Black iron pipe fittings are cast and rated for up to 600 psi.
Similar looking forged hydraulic fittings are rated for 3000 psi minimum.
The noticeable difference between the 2 types is the parting line. Cast fittings have a narrow parting line and forged fittings have a wide parting line. There is also a substantial difference in appearance between the relatively smooth surface of the forged fittings and the rough texture of sand casted black iron, and the bulk of forged fitting when compared to the same size of cast fitting.

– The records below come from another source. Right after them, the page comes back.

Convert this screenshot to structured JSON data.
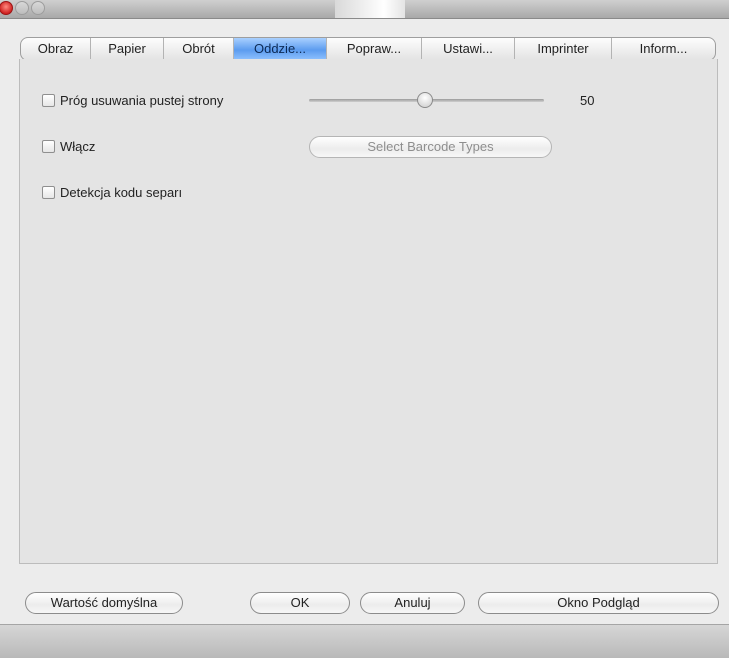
{
  "tabs": [
    {
      "label": "Obraz"
    },
    {
      "label": "Papier"
    },
    {
      "label": "Obrót"
    },
    {
      "label": "Oddzie..."
    },
    {
      "label": "Popraw..."
    },
    {
      "label": "Ustawi..."
    },
    {
      "label": "Imprinter"
    },
    {
      "label": "Inform..."
    }
  ],
  "selected_tab": "Oddzie...",
  "options": {
    "blank_page": {
      "label": "Próg usuwania pustej strony",
      "checked": false,
      "slider_value": "50"
    },
    "enable": {
      "label": "Włącz",
      "checked": false
    },
    "separator": {
      "label": "Detekcja kodu separı",
      "checked": false
    }
  },
  "barcode_button": "Select Barcode Types",
  "buttons": {
    "default": "Wartość domyślna",
    "ok": "OK",
    "cancel": "Anuluj",
    "preview": "Okno Podgląd"
  }
}
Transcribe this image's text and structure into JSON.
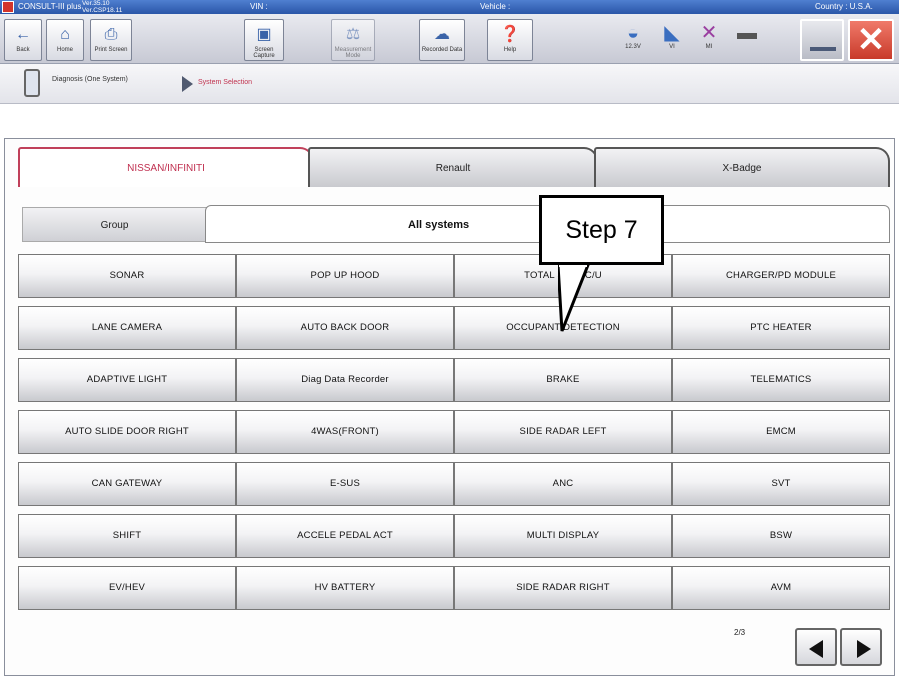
{
  "titlebar": {
    "app_name": "CONSULT-III plus",
    "version_line1": "Ver.35.10",
    "version_line2": "Ver.CSP18.11",
    "vin_label": "VIN :",
    "vehicle_label": "Vehicle :",
    "country_label": "Country : U.S.A."
  },
  "toolbar": {
    "buttons": [
      {
        "label": "Back",
        "icon": "arrow-left-icon"
      },
      {
        "label": "Home",
        "icon": "home-icon"
      },
      {
        "label": "Print Screen",
        "icon": "printer-icon"
      },
      {
        "label": "Screen Capture",
        "icon": "camera-icon"
      },
      {
        "label": "Measurement Mode",
        "icon": "measurement-icon"
      },
      {
        "label": "Recorded Data",
        "icon": "recorded-data-icon"
      },
      {
        "label": "Help",
        "icon": "help-icon"
      }
    ],
    "status": [
      {
        "label": "12.3V",
        "icon": "car-battery-icon"
      },
      {
        "label": "VI",
        "icon": "vi-icon"
      },
      {
        "label": "MI",
        "icon": "mi-icon"
      }
    ]
  },
  "breadcrumb": {
    "item1": "Diagnosis (One System)",
    "item2": "System Selection"
  },
  "tabs": [
    {
      "label": "NISSAN/INFINITI",
      "active": true
    },
    {
      "label": "Renault",
      "active": false
    },
    {
      "label": "X-Badge",
      "active": false
    }
  ],
  "group": {
    "label": "Group",
    "value": "All systems"
  },
  "systems": [
    [
      "SONAR",
      "POP UP HOOD",
      "TOTAL SEAT C/U",
      "CHARGER/PD MODULE"
    ],
    [
      "LANE CAMERA",
      "AUTO BACK DOOR",
      "OCCUPANT DETECTION",
      "PTC HEATER"
    ],
    [
      "ADAPTIVE LIGHT",
      "Diag Data Recorder",
      "BRAKE",
      "TELEMATICS"
    ],
    [
      "AUTO SLIDE DOOR RIGHT",
      "4WAS(FRONT)",
      "SIDE RADAR LEFT",
      "EMCM"
    ],
    [
      "CAN GATEWAY",
      "E-SUS",
      "ANC",
      "SVT"
    ],
    [
      "SHIFT",
      "ACCELE PEDAL ACT",
      "MULTI DISPLAY",
      "BSW"
    ],
    [
      "EV/HEV",
      "HV BATTERY",
      "SIDE RADAR RIGHT",
      "AVM"
    ]
  ],
  "pager": {
    "page": "2/3"
  },
  "callout": {
    "text": "Step 7"
  },
  "colors": {
    "accent": "#c0334f",
    "close": "#d24a3a"
  }
}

WOG (water, oil, and gas) black iron fittings are only acceptable for lines between the reservoir and the pump and for the return lines from the system to the reservoir. All pressure lines should be pressure rated hydraulic fittings, even if the system pressure is on the low side. Impact on hydraulic components such as front blade angling cylinders can drive the pressure far beyond 600 psi.
Depending on the location of a broken fitting it may not be noticeable from the operators station until the limited supply of fluid has been dumped on the ground leaving the tractor stranded. Most GT's with on board hydraulics have from 5-11 quarts in the rear end, and the charge pumps will move from 12 - 17 quarts per minute. The loss of as little as 3 quarts is enough to cause the hydro to be non-functional. Auxiliary loader hydraulic systems have flow rates up to 24 quarts per minute and typically have 8 quarts in the reservoir.
A catastrophic failure of a black iron fitting on a pressure line can have your machine down hard in 15-30 seconds if it goes unnoticed. Even a cracked fitting that only loses a drop every second or two will cause functional errors in a couple of hours of constant work.
That last is from practical experience. The operator rarely notices drops of hydraulic fluid on the ground when doing dirt work.